Unfortunately for them, tonight, it proved to be the fourth quarter that played them out of the game. These reps are invaluable for a young team, but the Blazers owned a 113-107 lead with 49.5 seconds left and lost this game. For the first 45-ish minutes, they seemed to have answers for every question on the Thunder’s pop quiz, until they didn’t. Overhelping, per usual, was a problem. Six different Thunder players hit at least two triples. Despite a gritty showing in overtime, the levee eventually broke.
Building His Brand:
After struggling through a tough five-game stretch in which he shot 27.7 percent on 13.0 shots, it wasn’t a matter of if, but rather when Brandon Williams would return to form. Portland lost the battle of which team could shut down the most players for the rest of the 2021-22 season, but Williams’ production ensured they wouldn’t lose the game.
The writing was on the wall after Williams hit on four triples in the first eight minutes of Monday’s game, but Williams put on the performance of a true point guard from start-to-finish in tonight’s game, with 25 points, 12 assists (a career-high), four rebounds, and four steals.
There was a noteworthy third-quarter stretch in which he was setting the table, rotating over from the weak side on defense and forcing steals — 6-foot-2 guards rotating over against forwards is generally a problem, but he made it work — and, save for one errant sidelines pass that somewhat iced the game, he maintained that poise throughout the entirety of tonight’s game. For a player not even 20 games into his NBA career, he’s had some gaudy across-the-board statlines, and tonight was no different.
McLemore’s March Madness and Eubanks’ Energy:

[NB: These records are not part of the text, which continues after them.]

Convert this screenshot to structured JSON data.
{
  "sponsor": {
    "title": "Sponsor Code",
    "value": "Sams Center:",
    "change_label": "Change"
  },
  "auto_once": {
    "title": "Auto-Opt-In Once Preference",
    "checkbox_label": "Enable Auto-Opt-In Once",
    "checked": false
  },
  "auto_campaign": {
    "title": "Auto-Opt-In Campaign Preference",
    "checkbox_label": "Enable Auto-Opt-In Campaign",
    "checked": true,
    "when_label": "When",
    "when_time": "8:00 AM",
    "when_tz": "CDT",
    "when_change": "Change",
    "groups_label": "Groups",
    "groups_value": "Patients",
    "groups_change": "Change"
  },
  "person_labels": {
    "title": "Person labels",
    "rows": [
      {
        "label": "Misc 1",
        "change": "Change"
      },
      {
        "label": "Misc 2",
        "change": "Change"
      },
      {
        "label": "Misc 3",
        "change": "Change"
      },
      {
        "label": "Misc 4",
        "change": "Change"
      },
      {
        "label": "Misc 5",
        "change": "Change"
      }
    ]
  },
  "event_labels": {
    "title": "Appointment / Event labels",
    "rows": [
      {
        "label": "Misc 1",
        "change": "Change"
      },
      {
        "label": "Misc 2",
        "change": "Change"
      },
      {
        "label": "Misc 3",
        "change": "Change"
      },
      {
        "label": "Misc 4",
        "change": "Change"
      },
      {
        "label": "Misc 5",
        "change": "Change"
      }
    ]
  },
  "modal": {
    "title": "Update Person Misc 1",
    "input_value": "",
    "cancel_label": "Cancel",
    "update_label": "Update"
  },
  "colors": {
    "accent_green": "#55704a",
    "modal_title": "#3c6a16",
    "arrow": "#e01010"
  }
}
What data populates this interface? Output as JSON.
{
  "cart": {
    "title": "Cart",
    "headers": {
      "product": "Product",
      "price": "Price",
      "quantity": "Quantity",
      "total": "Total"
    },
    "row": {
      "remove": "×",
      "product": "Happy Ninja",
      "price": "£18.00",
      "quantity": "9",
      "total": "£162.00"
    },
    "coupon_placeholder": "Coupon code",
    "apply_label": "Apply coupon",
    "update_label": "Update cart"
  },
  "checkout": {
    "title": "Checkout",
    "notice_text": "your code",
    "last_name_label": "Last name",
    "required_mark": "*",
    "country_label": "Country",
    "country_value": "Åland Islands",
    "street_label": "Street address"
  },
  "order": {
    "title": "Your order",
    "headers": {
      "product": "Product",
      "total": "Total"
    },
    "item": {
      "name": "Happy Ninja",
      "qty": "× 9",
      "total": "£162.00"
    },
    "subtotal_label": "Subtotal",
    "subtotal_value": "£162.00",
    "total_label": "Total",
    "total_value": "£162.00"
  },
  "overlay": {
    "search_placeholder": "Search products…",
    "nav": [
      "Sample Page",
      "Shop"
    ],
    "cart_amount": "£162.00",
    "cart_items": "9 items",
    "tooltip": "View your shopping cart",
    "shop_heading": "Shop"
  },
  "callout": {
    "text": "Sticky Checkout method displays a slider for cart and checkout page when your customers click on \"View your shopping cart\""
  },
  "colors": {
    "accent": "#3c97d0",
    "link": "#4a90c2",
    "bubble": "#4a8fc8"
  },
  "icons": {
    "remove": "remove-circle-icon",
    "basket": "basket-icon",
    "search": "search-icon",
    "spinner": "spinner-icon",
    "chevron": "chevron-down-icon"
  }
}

It’s been nearly a full decade since Ben McLemore reigned as the undisputed star of a team, but in carving out a role as the “old man” on a youthful Blazers team, he’s certainly become noteworthy. Despite the Blazers’ lack of raw, feared shot creators, the nine-year vet has proven adept at cutting, taking quick handoffs and rising up for 3-point buckets in a moments notice.

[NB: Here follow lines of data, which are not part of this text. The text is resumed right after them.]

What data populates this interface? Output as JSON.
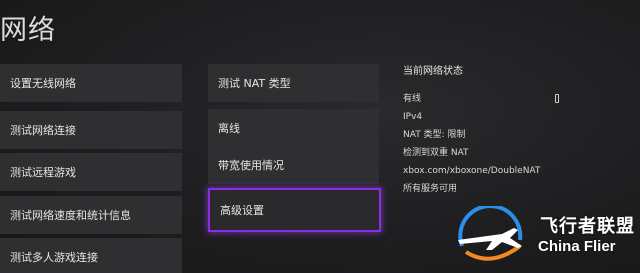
{
  "page": {
    "title": "网络"
  },
  "menu_left": [
    {
      "label": "设置无线网络"
    },
    {
      "label": "测试网络连接"
    },
    {
      "label": "测试远程游戏"
    },
    {
      "label": "测试网络速度和统计信息"
    },
    {
      "label": "测试多人游戏连接"
    }
  ],
  "menu_right": [
    {
      "label": "测试 NAT 类型"
    },
    {
      "label": "离线"
    },
    {
      "label": "带宽使用情况"
    },
    {
      "label": "高级设置",
      "selected": true
    }
  ],
  "status": {
    "heading": "当前网络状态",
    "connection": "有线",
    "ip_version": "IPv4",
    "nat_type": "NAT 类型: 限制",
    "double_nat": "检测到双重 NAT",
    "help_url": "xbox.com/xboxone/DoubleNAT",
    "services": "所有服务可用",
    "connection_icon": "ethernet-icon"
  },
  "watermark": {
    "chinese": "飞行者联盟",
    "english": "China Flier",
    "logo_icon": "airplane-logo-icon"
  },
  "colors": {
    "selection_border": "#8a2fe0",
    "tile_background": "#2f2f31",
    "background": "#1e1e20",
    "logo_blue": "#2b8ee8",
    "logo_orange": "#f08a24"
  }
}
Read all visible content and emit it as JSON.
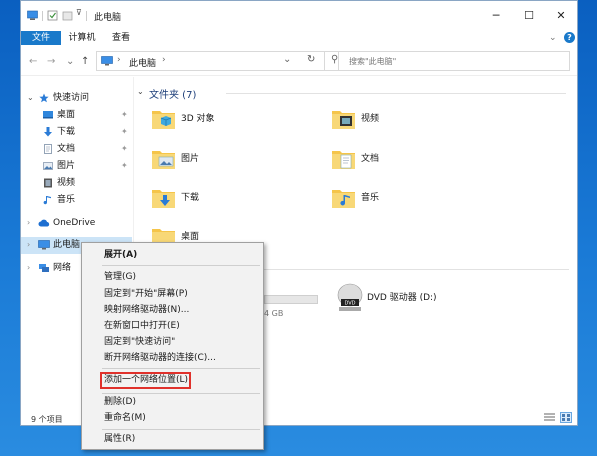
{
  "window": {
    "title": "此电脑"
  },
  "ribbon": {
    "tabs": [
      "文件",
      "计算机",
      "查看"
    ]
  },
  "address": {
    "path": "此电脑",
    "search_placeholder": "搜索\"此电脑\""
  },
  "sidebar": {
    "quick_access": "快速访问",
    "items": [
      "桌面",
      "下载",
      "文档",
      "图片",
      "视频",
      "音乐"
    ],
    "onedrive": "OneDrive",
    "this_pc": "此电脑",
    "network": "网络"
  },
  "content": {
    "section_title": "文件夹 (7)",
    "folders": [
      "3D 对象",
      "视频",
      "图片",
      "文档",
      "下载",
      "音乐",
      "桌面"
    ],
    "drive_label": "DVD 驱动器 (D:)",
    "partial_size": "4 GB"
  },
  "status": {
    "items": "9 个项目"
  },
  "context_menu": {
    "items": [
      "展开(A)",
      "管理(G)",
      "固定到\"开始\"屏幕(P)",
      "映射网络驱动器(N)...",
      "在新窗口中打开(E)",
      "固定到\"快速访问\"",
      "断开网络驱动器的连接(C)...",
      "添加一个网络位置(L)",
      "删除(D)",
      "重命名(M)",
      "属性(R)"
    ]
  },
  "colors": {
    "accent": "#1979ca",
    "highlight_box": "#e0312b",
    "folder": "#f5c54a"
  }
}
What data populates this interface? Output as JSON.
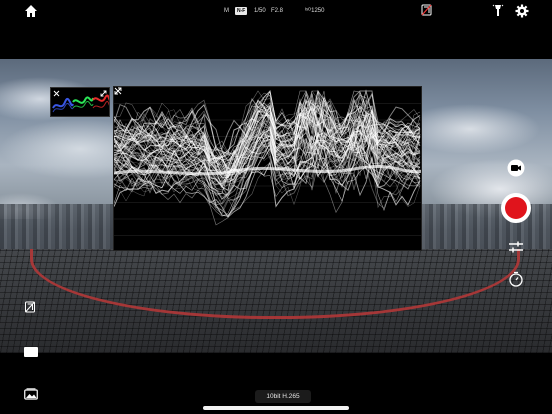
{
  "status": {
    "mode": "M",
    "log": "N-F",
    "shutter": "1/50",
    "aperture": "F2.8",
    "iso": "ᴵˢᴼ1250"
  },
  "icons": {
    "home": "home-icon",
    "no_filter": "no-filter-icon",
    "flashlight": "flashlight-icon",
    "settings": "gear-icon",
    "camera_mode": "video-camera-icon",
    "record": "record-icon",
    "adjust": "sliders-icon",
    "timer": "timer-icon",
    "aspect": "aspect-ratio-icon",
    "gallery": "gallery-icon",
    "close": "close-icon",
    "expand": "expand-icon"
  },
  "bottom": {
    "codec": "10bit H.265"
  },
  "colors": {
    "record": "#e0141c",
    "rgb_red": "#ff3030",
    "rgb_green": "#30ff60",
    "rgb_blue": "#4060ff"
  }
}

McLemore led tonight’s game with 28 points on eight 3-pointers, elevating him up to a ledger that reads as follows over his last seven games: 18.0 points per game on 39.3 percent from deep. McLemore anchored a Blazers bench that combined for 48 points, and he himself was the leader among six different Blazers to score in double-figures.
Among the starters, Drew Eubanks’ infectious energy stood out. There were — despite the loss — winning plays, and it makes sense that since he’s joined the Blazers, he’s No. 10 in the NBA in offensive rebounds.

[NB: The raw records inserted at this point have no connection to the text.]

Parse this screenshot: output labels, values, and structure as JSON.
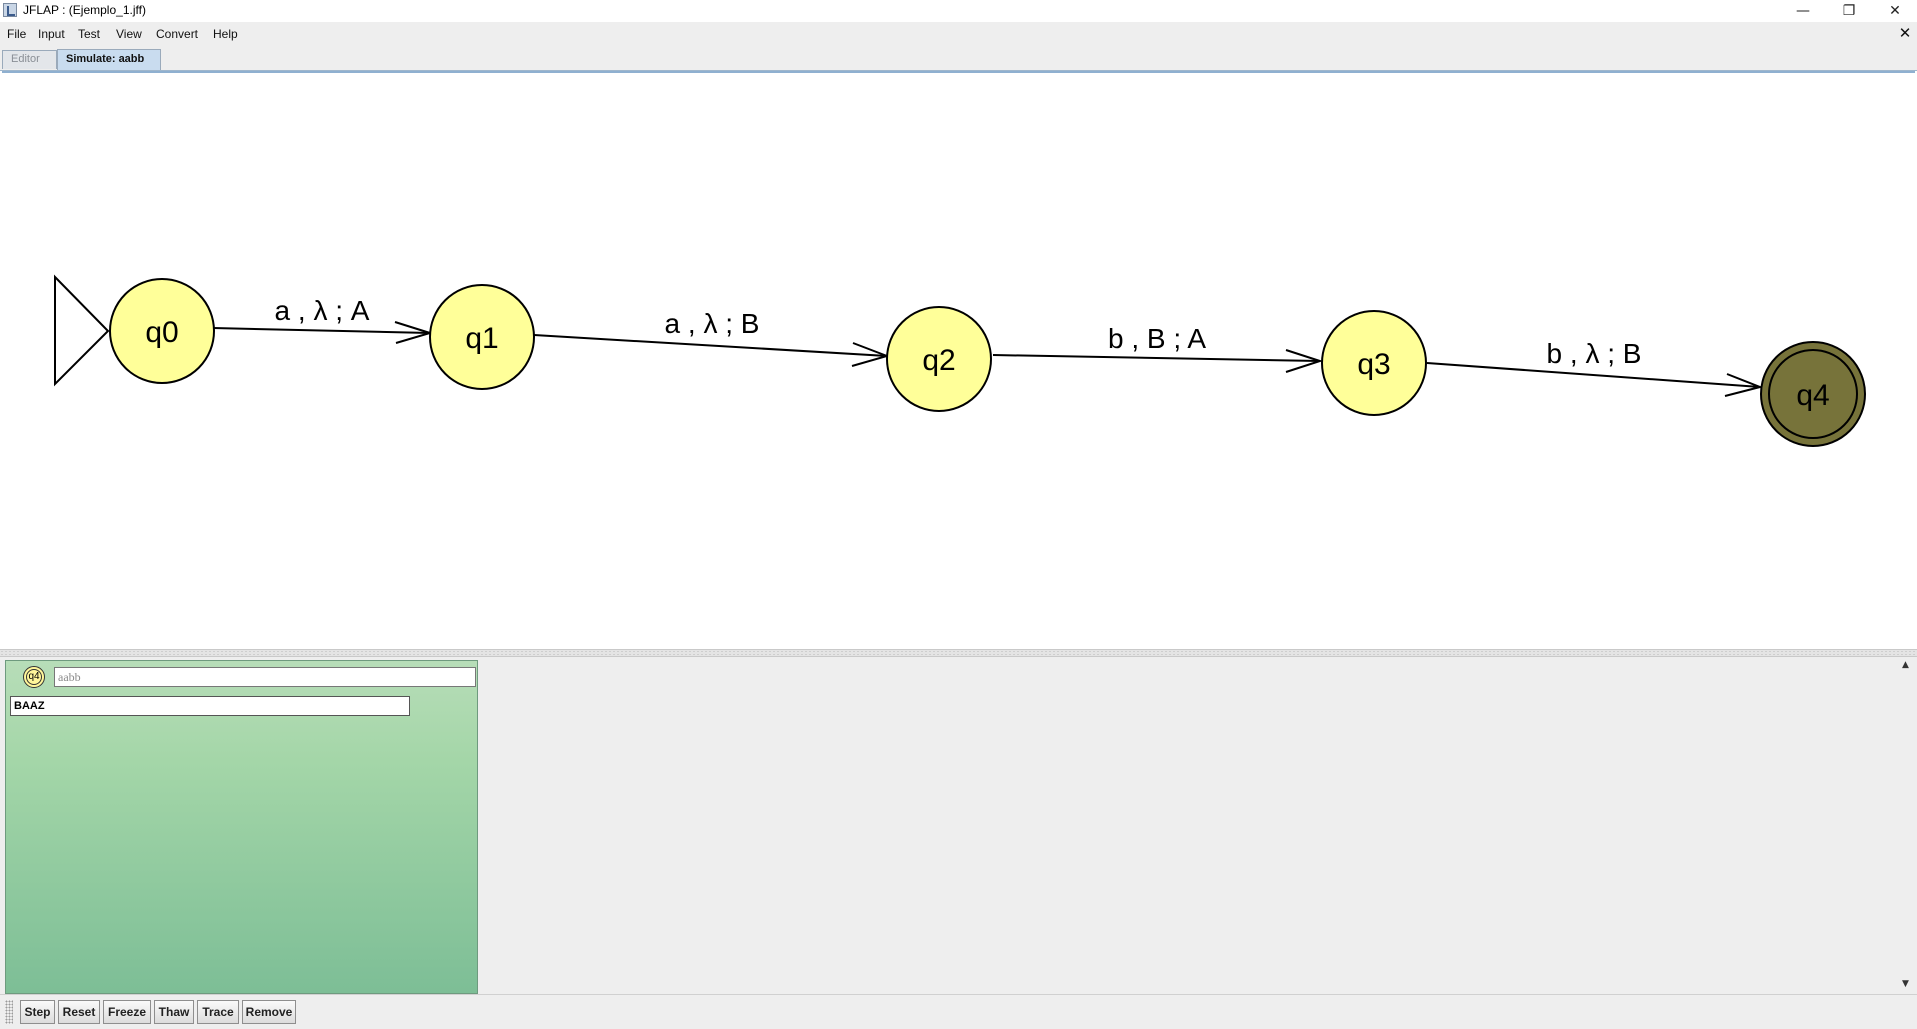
{
  "window": {
    "title": "JFLAP : (Ejemplo_1.jff)",
    "minimize_glyph": "—",
    "maximize_glyph": "❐",
    "close_glyph": "✕"
  },
  "menu": {
    "items": [
      "File",
      "Input",
      "Test",
      "View",
      "Convert",
      "Help"
    ],
    "close_glyph": "✕"
  },
  "tabs": [
    {
      "label": "Editor",
      "active": false
    },
    {
      "label": "Simulate: aabb",
      "active": true
    }
  ],
  "automaton": {
    "initial_state": "q0",
    "states": [
      {
        "id": "q0",
        "final": false,
        "current": false
      },
      {
        "id": "q1",
        "final": false,
        "current": false
      },
      {
        "id": "q2",
        "final": false,
        "current": false
      },
      {
        "id": "q3",
        "final": false,
        "current": false
      },
      {
        "id": "q4",
        "final": true,
        "current": true
      }
    ],
    "transitions": [
      {
        "from": "q0",
        "to": "q1",
        "label": "a , λ ; A"
      },
      {
        "from": "q1",
        "to": "q2",
        "label": "a , λ ; B"
      },
      {
        "from": "q2",
        "to": "q3",
        "label": "b , B ; A"
      },
      {
        "from": "q3",
        "to": "q4",
        "label": "b , λ ; B"
      }
    ],
    "colors": {
      "state_fill": "#ffff99",
      "current_state_fill": "#77733a",
      "stroke": "#000000"
    }
  },
  "configuration": {
    "state": "q4",
    "input": "aabb",
    "stack": "BAAZ"
  },
  "scrollbar": {
    "up_glyph": "▲",
    "down_glyph": "▼"
  },
  "toolbar": {
    "buttons": [
      "Step",
      "Reset",
      "Freeze",
      "Thaw",
      "Trace",
      "Remove"
    ]
  }
}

THE D IN DREW STANDS FOR DUNK— Portland Trail Blazers (@trailblazers) March 29, 2022
DO NOT GOOGLE THIS pic.twitter.com/2AojdAskYV
There’s a relentlessness with which he attacks the glass, with Tyson Chandler-like back tap rebounds, or, when he times it right, aggressive follow-ups for a jam. For him, tonight’s performance was worthy of much note.
The Blazers get set to welcome in CJ McCollum and the New Orleans Pelicans for a Western Conference showcase on Wednesday, 7:00 pm PT.